◆ Data excerpts ◆
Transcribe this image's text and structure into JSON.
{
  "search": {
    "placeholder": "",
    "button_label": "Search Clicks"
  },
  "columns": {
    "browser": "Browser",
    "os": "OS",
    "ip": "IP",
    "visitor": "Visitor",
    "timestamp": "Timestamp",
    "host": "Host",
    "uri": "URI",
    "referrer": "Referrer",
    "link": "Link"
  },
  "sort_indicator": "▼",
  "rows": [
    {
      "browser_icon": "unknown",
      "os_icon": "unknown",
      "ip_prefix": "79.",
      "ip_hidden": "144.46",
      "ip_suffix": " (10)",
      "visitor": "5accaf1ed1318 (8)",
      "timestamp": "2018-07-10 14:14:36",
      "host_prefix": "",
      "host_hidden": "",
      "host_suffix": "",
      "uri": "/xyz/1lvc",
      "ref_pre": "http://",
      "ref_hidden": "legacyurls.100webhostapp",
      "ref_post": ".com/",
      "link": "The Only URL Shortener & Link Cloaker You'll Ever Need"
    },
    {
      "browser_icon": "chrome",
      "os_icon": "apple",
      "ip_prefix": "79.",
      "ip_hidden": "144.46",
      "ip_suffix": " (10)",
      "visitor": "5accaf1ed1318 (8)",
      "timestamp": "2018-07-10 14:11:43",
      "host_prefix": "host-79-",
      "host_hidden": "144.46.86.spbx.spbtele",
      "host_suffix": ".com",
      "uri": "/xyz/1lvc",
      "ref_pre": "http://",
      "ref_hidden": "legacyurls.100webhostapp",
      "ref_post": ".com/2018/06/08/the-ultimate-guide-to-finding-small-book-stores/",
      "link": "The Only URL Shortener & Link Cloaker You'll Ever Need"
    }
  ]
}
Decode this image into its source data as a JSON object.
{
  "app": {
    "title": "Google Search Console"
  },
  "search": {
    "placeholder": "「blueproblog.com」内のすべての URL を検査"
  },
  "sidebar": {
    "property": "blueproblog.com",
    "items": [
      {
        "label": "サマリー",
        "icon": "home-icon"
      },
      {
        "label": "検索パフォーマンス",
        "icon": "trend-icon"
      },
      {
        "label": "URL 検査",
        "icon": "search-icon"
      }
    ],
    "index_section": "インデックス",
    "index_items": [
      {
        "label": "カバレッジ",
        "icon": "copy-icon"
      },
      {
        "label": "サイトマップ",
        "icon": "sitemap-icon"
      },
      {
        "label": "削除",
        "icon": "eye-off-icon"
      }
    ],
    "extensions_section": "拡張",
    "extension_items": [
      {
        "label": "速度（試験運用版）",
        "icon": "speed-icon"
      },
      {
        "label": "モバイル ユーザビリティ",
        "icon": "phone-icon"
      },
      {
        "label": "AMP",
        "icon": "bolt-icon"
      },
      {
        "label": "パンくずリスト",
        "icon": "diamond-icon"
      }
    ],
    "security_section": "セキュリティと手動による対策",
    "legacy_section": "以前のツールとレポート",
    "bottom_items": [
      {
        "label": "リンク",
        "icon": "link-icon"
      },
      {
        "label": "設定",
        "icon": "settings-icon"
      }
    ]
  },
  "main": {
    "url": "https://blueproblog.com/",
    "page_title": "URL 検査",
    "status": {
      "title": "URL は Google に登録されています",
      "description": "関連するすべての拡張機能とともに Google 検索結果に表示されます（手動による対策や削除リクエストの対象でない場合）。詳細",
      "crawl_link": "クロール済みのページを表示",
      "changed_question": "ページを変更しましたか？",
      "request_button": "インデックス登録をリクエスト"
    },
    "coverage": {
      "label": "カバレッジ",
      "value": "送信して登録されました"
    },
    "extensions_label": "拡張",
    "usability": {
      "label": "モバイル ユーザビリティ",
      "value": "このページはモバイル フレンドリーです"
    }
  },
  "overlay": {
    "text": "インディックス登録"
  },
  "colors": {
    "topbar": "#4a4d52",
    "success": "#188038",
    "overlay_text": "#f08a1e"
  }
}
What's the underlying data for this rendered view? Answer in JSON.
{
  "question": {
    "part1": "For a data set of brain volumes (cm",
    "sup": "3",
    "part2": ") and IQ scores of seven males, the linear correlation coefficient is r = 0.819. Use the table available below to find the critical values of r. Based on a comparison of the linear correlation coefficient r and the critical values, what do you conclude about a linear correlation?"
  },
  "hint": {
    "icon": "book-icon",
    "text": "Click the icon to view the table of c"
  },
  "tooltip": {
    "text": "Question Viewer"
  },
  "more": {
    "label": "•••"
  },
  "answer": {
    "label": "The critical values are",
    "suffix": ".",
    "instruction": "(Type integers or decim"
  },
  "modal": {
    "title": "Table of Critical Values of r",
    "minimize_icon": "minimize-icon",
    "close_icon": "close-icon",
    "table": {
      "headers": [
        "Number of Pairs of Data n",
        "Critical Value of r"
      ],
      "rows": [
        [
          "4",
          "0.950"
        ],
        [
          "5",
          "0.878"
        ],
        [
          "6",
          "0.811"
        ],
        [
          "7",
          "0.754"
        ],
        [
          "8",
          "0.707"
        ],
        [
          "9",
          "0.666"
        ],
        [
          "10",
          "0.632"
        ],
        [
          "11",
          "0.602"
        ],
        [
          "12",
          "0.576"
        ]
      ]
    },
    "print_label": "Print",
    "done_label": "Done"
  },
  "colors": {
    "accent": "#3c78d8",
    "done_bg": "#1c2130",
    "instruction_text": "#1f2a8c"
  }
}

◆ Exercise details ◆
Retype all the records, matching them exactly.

◆ Written solution ◆
Transcribe this image's text and structure into JSON.
{
  "search": {
    "placeholder": "",
    "button_label": "Search Clicks"
  },
  "columns": {
    "browser": "Browser",
    "os": "OS",
    "ip": "IP",
    "visitor": "Visitor",
    "timestamp": "Timestamp",
    "host": "Host",
    "uri": "URI",
    "referrer": "Referrer",
    "link": "Link"
  },
  "sort_indicator": "▼",
  "rows": [
    {
      "browser_icon": "unknown",
      "os_icon": "unknown",
      "ip_prefix": "79.",
      "ip_hidden": "144.46",
      "ip_suffix": " (10)",
      "visitor": "5accaf1ed1318 (8)",
      "timestamp": "2018-07-10 14:14:36",
      "host_prefix": "",
      "host_hidden": "",
      "host_suffix": "",
      "uri": "/xyz/1lvc",
      "ref_pre": "http://",
      "ref_hidden": "legacyurls.100webhostapp",
      "ref_post": ".com/",
      "link": "The Only URL Shortener & Link Cloaker You'll Ever Need"
    },
    {
      "browser_icon": "chrome",
      "os_icon": "apple",
      "ip_prefix": "79.",
      "ip_hidden": "144.46",
      "ip_suffix": " (10)",
      "visitor": "5accaf1ed1318 (8)",
      "timestamp": "2018-07-10 14:11:43",
      "host_prefix": "host-79-",
      "host_hidden": "144.46.86.spbx.spbtele",
      "host_suffix": ".com",
      "uri": "/xyz/1lvc",
      "ref_pre": "http://",
      "ref_hidden": "legacyurls.100webhostapp",
      "ref_post": ".com/2018/06/08/the-ultimate-guide-to-finding-small-book-stores/",
      "link": "The Only URL Shortener & Link Cloaker You'll Ever Need"
    }
  ]
}
Decode this image into its source data as a JSON object.
{
  "app": {
    "title": "Google Search Console"
  },
  "search": {
    "placeholder": "「blueproblog.com」内のすべての URL を検査"
  },
  "sidebar": {
    "property": "blueproblog.com",
    "items": [
      {
        "label": "サマリー",
        "icon": "home-icon"
      },
      {
        "label": "検索パフォーマンス",
        "icon": "trend-icon"
      },
      {
        "label": "URL 検査",
        "icon": "search-icon"
      }
    ],
    "index_section": "インデックス",
    "index_items": [
      {
        "label": "カバレッジ",
        "icon": "copy-icon"
      },
      {
        "label": "サイトマップ",
        "icon": "sitemap-icon"
      },
      {
        "label": "削除",
        "icon": "eye-off-icon"
      }
    ],
    "extensions_section": "拡張",
    "extension_items": [
      {
        "label": "速度（試験運用版）",
        "icon": "speed-icon"
      },
      {
        "label": "モバイル ユーザビリティ",
        "icon": "phone-icon"
      },
      {
        "label": "AMP",
        "icon": "bolt-icon"
      },
      {
        "label": "パンくずリスト",
        "icon": "diamond-icon"
      }
    ],
    "security_section": "セキュリティと手動による対策",
    "legacy_section": "以前のツールとレポート",
    "bottom_items": [
      {
        "label": "リンク",
        "icon": "link-icon"
      },
      {
        "label": "設定",
        "icon": "settings-icon"
      }
    ]
  },
  "main": {
    "url": "https://blueproblog.com/",
    "page_title": "URL 検査",
    "status": {
      "title": "URL は Google に登録されています",
      "description": "関連するすべての拡張機能とともに Google 検索結果に表示されます（手動による対策や削除リクエストの対象でない場合）。詳細",
      "crawl_link": "クロール済みのページを表示",
      "changed_question": "ページを変更しましたか？",
      "request_button": "インデックス登録をリクエスト"
    },
    "coverage": {
      "label": "カバレッジ",
      "value": "送信して登録されました"
    },
    "extensions_label": "拡張",
    "usability": {
      "label": "モバイル ユーザビリティ",
      "value": "このページはモバイル フレンドリーです"
    }
  },
  "overlay": {
    "text": "インディックス登録"
  },
  "colors": {
    "topbar": "#4a4d52",
    "success": "#188038",
    "overlay_text": "#f08a1e"
  }
}
What's the underlying data for this rendered view? Answer in JSON.
{
  "question": {
    "part1": "For a data set of brain volumes (cm",
    "sup": "3",
    "part2": ") and IQ scores of seven males, the linear correlation coefficient is r = 0.819. Use the table available below to find the critical values of r. Based on a comparison of the linear correlation coefficient r and the critical values, what do you conclude about a linear correlation?"
  },
  "hint": {
    "icon": "book-icon",
    "text": "Click the icon to view the table of c"
  },
  "tooltip": {
    "text": "Question Viewer"
  },
  "more": {
    "label": "•••"
  },
  "answer": {
    "label": "The critical values are",
    "suffix": ".",
    "instruction": "(Type integers or decim"
  },
  "modal": {
    "title": "Table of Critical Values of r",
    "minimize_icon": "minimize-icon",
    "close_icon": "close-icon",
    "table": {
      "headers": [
        "Number of Pairs of Data n",
        "Critical Value of r"
      ],
      "rows": [
        [
          "4",
          "0.950"
        ],
        [
          "5",
          "0.878"
        ],
        [
          "6",
          "0.811"
        ],
        [
          "7",
          "0.754"
        ],
        [
          "8",
          "0.707"
        ],
        [
          "9",
          "0.666"
        ],
        [
          "10",
          "0.632"
        ],
        [
          "11",
          "0.602"
        ],
        [
          "12",
          "0.576"
        ]
      ]
    },
    "print_label": "Print",
    "done_label": "Done"
  },
  "colors": {
    "accent": "#3c78d8",
    "done_bg": "#1c2130",
    "instruction_text": "#1f2a8c"
  }
}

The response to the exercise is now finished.